== What you have to do ==
The answer must consist of every line from the data that holds the string "true".

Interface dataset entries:
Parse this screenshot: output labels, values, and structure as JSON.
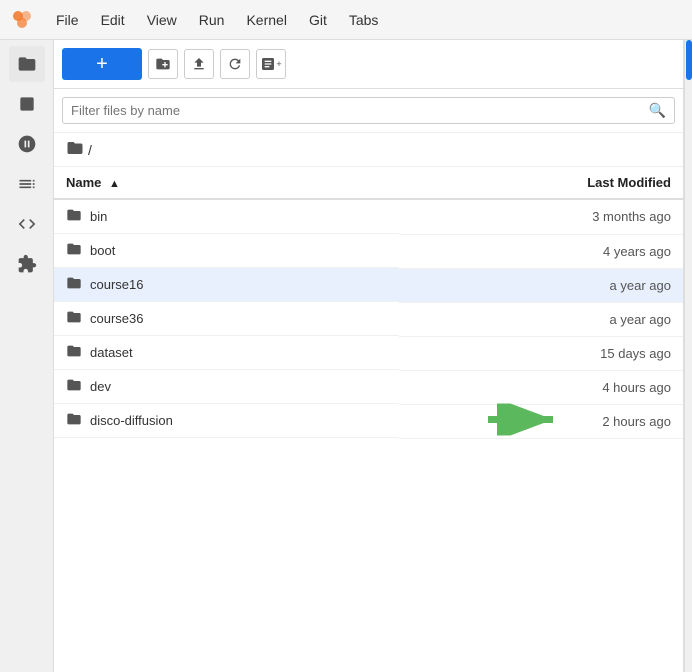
{
  "menubar": {
    "items": [
      "File",
      "Edit",
      "View",
      "Run",
      "Kernel",
      "Git",
      "Tabs"
    ]
  },
  "toolbar": {
    "new_label": "+",
    "icons": [
      "folder-new",
      "upload",
      "refresh",
      "git-add"
    ]
  },
  "search": {
    "placeholder": "Filter files by name"
  },
  "breadcrumb": {
    "path": "/"
  },
  "table": {
    "col_name": "Name",
    "col_modified": "Last Modified",
    "rows": [
      {
        "name": "bin",
        "modified": "3 months ago",
        "selected": false,
        "arrow": false
      },
      {
        "name": "boot",
        "modified": "4 years ago",
        "selected": false,
        "arrow": false
      },
      {
        "name": "course16",
        "modified": "a year ago",
        "selected": true,
        "arrow": false
      },
      {
        "name": "course36",
        "modified": "a year ago",
        "selected": false,
        "arrow": false
      },
      {
        "name": "dataset",
        "modified": "15 days ago",
        "selected": false,
        "arrow": false
      },
      {
        "name": "dev",
        "modified": "4 hours ago",
        "selected": false,
        "arrow": false
      },
      {
        "name": "disco-diffusion",
        "modified": "2 hours ago",
        "selected": false,
        "arrow": true
      }
    ]
  },
  "sidebar": {
    "icons": [
      {
        "name": "folder-icon",
        "symbol": "📁",
        "active": true
      },
      {
        "name": "stop-icon",
        "symbol": "■",
        "active": false
      },
      {
        "name": "git-icon",
        "symbol": "◆",
        "active": false
      },
      {
        "name": "list-icon",
        "symbol": "≡",
        "active": false
      },
      {
        "name": "code-icon",
        "symbol": "</>",
        "active": false
      },
      {
        "name": "puzzle-icon",
        "symbol": "⬛",
        "active": false
      }
    ]
  }
}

== Output of the task ==
        "selected": true,
        "arrow": true
        "active": true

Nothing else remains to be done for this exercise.